WORK REQUIRED: What follows is a set of entries. Repeat them exactly, but not their pictures.
TASK INPUTS Block Start
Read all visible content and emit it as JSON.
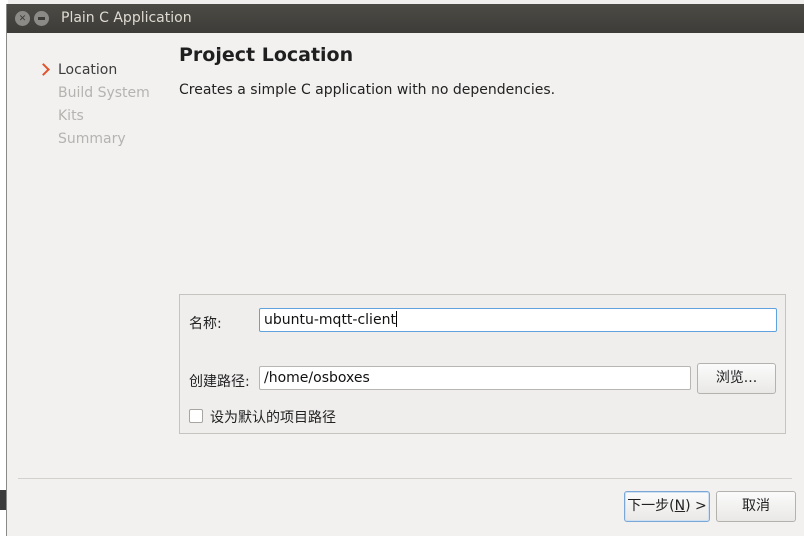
{
  "window": {
    "title": "Plain C Application"
  },
  "steps": [
    {
      "label": "Location",
      "active": true
    },
    {
      "label": "Build System",
      "active": false
    },
    {
      "label": "Kits",
      "active": false
    },
    {
      "label": "Summary",
      "active": false
    }
  ],
  "page": {
    "title": "Project Location",
    "subtitle": "Creates a simple C application with no dependencies."
  },
  "form": {
    "name_label": "名称:",
    "name_value": "ubuntu-mqtt-client",
    "path_label": "创建路径:",
    "path_value": "/home/osboxes",
    "browse_label": "浏览...",
    "default_checkbox_label": "设为默认的项目路径",
    "default_checked": false
  },
  "footer": {
    "next_label_prefix": "下一步(",
    "next_mnemonic": "N",
    "next_label_suffix": ") >",
    "cancel_label": "取消"
  },
  "colors": {
    "accent": "#e0532d",
    "titlebar": "#3d3c38",
    "focus": "#5fa2dd"
  }
}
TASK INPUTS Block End
SOLUTION TO THIS EXERCISE:
Read all visible content and emit it as JSON.
{
  "window": {
    "title": "Plain C Application"
  },
  "steps": [
    {
      "label": "Location",
      "active": true
    },
    {
      "label": "Build System",
      "active": false
    },
    {
      "label": "Kits",
      "active": false
    },
    {
      "label": "Summary",
      "active": false
    }
  ],
  "page": {
    "title": "Project Location",
    "subtitle": "Creates a simple C application with no dependencies."
  },
  "form": {
    "name_label": "名称:",
    "name_value": "ubuntu-mqtt-client",
    "path_label": "创建路径:",
    "path_value": "/home/osboxes",
    "browse_label": "浏览...",
    "default_checkbox_label": "设为默认的项目路径",
    "default_checked": false
  },
  "footer": {
    "next_label_prefix": "下一步(",
    "next_mnemonic": "N",
    "next_label_suffix": ") >",
    "cancel_label": "取消"
  },
  "colors": {
    "accent": "#e0532d",
    "titlebar": "#3d3c38",
    "focus": "#5fa2dd"
  }
}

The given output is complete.